## [Problem to work on]
Count the lines below that contain the word "atomic" and give only that number.

## [Data for this exercise]

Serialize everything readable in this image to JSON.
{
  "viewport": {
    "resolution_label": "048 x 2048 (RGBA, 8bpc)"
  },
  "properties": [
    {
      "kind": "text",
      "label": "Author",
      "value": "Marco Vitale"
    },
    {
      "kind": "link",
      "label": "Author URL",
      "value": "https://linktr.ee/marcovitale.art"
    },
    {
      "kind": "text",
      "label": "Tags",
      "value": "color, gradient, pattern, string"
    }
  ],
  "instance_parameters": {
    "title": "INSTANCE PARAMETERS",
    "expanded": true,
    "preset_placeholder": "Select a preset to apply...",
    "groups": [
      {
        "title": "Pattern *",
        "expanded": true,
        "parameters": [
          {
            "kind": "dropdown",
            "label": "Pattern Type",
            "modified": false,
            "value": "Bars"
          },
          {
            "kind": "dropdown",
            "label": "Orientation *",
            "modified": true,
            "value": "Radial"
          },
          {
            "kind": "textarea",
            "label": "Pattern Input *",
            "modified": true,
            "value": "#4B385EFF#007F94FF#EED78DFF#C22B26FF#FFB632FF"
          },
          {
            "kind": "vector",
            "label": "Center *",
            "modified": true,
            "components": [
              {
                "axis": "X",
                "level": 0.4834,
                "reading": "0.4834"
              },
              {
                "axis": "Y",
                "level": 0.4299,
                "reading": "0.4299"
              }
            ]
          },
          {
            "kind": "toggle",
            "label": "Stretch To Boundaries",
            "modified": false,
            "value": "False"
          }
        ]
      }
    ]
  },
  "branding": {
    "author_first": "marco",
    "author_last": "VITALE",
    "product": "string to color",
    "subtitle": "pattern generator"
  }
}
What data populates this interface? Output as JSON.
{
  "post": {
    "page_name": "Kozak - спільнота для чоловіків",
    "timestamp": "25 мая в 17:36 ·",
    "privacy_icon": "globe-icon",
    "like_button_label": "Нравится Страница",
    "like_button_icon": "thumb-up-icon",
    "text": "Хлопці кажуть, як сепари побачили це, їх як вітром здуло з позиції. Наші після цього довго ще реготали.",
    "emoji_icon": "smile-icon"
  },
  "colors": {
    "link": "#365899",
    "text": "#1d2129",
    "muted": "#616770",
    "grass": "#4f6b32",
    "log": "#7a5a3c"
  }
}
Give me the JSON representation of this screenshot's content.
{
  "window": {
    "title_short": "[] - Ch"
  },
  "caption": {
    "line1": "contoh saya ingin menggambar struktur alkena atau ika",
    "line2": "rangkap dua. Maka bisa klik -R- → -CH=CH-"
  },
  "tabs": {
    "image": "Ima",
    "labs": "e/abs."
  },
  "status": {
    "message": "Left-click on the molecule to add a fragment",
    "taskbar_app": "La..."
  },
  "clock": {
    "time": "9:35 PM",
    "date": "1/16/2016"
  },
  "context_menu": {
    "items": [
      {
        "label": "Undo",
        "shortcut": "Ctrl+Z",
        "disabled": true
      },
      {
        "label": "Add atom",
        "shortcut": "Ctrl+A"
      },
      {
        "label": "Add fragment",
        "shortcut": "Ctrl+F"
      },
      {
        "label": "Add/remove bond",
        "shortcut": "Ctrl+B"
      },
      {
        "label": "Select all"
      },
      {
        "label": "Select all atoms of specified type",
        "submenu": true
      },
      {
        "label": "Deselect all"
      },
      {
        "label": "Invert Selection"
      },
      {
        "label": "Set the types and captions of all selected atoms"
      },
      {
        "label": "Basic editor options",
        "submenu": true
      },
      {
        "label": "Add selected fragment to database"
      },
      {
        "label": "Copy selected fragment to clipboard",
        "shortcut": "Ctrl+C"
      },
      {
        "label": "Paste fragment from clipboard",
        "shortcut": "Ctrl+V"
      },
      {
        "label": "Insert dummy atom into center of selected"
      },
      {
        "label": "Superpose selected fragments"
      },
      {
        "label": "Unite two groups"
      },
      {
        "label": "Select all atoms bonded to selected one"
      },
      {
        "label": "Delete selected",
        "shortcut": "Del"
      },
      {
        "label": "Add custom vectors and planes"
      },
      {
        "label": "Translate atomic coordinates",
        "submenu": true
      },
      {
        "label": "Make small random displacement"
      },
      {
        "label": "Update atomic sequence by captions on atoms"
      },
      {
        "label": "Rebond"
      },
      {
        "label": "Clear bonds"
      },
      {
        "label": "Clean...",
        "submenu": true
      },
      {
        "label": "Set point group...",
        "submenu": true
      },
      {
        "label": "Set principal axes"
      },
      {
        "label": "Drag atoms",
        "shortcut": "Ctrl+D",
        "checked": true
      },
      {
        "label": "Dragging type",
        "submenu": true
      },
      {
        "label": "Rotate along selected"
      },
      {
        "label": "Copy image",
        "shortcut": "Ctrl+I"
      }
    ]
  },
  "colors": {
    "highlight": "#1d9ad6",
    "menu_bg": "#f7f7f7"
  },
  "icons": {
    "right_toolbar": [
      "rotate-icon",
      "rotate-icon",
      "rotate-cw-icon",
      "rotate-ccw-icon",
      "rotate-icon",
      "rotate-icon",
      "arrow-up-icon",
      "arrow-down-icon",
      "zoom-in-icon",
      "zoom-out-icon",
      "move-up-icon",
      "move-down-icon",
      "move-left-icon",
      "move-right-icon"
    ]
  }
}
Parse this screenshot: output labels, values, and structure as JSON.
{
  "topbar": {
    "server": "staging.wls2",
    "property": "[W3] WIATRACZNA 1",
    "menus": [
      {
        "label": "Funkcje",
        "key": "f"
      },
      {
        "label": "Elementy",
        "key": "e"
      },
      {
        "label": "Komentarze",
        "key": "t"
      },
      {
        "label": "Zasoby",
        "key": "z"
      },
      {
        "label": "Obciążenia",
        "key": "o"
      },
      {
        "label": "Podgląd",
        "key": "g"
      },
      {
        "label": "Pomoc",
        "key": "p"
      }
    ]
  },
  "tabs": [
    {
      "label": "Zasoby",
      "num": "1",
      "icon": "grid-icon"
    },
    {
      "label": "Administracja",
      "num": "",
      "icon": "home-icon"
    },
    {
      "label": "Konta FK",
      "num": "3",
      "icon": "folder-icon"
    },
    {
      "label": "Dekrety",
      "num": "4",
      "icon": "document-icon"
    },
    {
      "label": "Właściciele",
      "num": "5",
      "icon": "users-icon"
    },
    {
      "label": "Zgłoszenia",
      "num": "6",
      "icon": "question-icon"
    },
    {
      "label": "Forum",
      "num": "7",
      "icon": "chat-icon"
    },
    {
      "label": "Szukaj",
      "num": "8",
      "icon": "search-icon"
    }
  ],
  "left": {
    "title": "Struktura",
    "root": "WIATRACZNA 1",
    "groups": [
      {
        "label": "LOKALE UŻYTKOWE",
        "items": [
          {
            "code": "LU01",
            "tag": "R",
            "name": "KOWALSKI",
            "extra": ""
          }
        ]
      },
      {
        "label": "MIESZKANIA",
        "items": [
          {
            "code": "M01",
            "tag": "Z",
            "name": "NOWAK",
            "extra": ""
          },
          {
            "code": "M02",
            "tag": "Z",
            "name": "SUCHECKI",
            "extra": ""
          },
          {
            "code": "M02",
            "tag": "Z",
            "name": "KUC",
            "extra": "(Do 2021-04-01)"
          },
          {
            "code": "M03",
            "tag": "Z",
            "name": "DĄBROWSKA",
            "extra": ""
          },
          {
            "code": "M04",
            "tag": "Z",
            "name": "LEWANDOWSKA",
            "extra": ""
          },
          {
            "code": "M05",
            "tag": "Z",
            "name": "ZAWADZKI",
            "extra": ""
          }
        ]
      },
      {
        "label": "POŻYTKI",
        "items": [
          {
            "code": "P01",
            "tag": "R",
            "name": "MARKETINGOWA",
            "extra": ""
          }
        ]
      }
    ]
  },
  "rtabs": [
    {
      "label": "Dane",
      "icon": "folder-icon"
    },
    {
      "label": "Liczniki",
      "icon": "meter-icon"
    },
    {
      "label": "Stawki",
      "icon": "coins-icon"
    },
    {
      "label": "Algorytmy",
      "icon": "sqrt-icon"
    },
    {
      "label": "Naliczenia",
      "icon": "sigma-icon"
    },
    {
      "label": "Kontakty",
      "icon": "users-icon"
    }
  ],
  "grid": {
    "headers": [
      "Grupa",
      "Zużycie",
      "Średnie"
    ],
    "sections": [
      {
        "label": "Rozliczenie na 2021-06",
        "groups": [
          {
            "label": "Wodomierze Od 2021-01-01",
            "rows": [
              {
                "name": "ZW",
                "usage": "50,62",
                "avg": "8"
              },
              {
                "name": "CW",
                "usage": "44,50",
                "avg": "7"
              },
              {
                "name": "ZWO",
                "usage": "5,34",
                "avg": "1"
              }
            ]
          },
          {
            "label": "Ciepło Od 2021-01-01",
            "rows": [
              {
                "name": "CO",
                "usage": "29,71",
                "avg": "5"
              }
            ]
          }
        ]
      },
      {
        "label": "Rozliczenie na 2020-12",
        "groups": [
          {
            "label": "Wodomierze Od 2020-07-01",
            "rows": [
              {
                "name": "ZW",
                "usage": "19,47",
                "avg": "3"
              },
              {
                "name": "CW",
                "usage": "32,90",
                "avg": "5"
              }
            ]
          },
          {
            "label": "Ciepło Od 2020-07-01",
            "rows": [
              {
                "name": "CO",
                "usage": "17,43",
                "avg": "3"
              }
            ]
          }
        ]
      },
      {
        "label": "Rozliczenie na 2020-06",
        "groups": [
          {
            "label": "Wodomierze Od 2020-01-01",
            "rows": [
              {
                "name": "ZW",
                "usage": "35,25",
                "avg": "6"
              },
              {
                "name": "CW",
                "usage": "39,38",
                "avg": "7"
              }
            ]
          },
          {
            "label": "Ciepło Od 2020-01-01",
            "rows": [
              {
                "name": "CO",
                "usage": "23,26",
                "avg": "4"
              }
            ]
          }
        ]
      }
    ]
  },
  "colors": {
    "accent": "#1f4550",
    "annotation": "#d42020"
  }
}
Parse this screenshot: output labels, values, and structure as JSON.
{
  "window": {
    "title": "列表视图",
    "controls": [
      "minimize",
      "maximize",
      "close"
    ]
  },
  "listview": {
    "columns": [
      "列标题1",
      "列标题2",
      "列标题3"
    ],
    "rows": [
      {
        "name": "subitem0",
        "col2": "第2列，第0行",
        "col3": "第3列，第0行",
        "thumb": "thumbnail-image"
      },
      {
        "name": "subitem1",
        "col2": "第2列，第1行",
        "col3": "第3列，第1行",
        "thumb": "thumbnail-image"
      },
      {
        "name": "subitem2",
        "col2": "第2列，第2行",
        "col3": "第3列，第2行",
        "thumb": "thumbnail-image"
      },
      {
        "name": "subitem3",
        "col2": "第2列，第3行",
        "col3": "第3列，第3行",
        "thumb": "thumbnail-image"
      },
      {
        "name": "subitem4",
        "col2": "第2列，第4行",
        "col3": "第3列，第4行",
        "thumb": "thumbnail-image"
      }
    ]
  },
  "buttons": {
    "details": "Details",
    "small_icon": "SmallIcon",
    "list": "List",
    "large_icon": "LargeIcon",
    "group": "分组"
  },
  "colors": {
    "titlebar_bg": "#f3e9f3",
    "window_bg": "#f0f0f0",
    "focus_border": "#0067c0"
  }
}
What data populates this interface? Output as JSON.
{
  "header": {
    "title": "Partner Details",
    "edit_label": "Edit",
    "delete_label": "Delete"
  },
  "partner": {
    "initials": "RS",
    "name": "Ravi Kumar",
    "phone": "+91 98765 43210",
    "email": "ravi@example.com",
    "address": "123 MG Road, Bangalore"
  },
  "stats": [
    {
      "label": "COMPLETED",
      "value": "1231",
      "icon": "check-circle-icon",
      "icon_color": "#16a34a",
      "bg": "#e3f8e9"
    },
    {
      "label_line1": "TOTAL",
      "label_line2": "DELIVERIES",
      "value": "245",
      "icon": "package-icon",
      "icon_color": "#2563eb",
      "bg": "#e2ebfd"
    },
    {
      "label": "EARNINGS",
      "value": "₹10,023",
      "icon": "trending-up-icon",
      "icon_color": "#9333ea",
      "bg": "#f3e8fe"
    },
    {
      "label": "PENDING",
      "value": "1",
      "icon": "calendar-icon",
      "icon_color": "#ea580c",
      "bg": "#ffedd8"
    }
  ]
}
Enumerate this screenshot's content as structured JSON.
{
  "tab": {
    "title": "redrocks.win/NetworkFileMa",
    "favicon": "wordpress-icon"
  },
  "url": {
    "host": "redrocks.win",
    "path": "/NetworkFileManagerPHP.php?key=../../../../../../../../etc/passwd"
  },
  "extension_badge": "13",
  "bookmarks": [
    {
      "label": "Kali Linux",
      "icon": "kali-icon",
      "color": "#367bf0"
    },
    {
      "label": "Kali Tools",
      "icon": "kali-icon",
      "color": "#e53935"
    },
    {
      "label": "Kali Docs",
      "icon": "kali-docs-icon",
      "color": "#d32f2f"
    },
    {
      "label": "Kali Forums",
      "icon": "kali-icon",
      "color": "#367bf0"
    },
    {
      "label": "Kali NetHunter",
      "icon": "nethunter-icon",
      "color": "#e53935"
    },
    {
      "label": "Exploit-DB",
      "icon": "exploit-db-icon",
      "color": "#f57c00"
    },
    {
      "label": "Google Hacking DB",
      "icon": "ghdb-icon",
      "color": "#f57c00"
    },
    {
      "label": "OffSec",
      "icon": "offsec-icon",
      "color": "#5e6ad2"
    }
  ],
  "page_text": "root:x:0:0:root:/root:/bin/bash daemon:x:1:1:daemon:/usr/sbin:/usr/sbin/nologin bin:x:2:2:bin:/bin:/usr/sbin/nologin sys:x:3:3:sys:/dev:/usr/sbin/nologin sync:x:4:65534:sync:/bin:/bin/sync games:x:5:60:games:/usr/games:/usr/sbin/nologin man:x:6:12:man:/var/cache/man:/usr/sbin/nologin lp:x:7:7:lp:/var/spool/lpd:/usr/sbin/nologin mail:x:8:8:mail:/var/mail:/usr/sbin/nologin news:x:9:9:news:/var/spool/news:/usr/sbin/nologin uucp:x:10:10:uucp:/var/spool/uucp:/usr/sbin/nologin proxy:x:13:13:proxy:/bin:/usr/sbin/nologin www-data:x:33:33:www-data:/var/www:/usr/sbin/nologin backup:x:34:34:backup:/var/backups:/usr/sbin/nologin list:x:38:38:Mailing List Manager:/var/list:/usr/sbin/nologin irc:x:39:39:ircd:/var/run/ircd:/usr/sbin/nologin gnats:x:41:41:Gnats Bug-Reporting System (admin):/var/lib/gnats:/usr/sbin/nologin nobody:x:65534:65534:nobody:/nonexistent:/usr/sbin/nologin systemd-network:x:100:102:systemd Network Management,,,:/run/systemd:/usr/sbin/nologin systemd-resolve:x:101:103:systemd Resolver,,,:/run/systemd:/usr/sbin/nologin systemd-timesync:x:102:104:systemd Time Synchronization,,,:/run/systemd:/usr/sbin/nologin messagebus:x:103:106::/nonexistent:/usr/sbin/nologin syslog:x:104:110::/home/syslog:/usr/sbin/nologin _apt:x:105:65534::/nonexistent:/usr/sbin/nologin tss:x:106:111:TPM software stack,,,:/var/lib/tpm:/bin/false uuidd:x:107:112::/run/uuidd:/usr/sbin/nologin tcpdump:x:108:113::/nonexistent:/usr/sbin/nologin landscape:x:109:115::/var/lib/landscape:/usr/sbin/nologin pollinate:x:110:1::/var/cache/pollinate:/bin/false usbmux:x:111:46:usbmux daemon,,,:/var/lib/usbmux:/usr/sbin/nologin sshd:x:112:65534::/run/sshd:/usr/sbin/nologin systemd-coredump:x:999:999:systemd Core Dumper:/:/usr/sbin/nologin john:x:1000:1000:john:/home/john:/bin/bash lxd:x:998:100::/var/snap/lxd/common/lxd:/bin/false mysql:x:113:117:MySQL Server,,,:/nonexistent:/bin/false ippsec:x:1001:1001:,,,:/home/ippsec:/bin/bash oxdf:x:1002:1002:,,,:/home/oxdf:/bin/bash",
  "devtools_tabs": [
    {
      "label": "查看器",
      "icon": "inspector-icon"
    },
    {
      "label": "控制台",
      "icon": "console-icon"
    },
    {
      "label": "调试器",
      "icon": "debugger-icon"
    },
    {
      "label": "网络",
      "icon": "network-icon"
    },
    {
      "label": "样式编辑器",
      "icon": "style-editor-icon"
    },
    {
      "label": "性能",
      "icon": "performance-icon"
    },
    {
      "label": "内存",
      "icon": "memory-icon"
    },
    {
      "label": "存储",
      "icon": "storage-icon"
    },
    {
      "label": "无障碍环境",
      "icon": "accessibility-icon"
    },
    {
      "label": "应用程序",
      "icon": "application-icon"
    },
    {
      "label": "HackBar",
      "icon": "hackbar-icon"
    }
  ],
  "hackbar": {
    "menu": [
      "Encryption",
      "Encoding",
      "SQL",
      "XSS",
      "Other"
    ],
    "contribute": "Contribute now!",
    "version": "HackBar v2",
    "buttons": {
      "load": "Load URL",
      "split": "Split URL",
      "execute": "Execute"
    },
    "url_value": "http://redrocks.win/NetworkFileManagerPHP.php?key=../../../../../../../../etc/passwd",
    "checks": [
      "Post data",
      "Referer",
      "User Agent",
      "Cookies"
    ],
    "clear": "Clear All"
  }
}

## [Output for this exercise]
2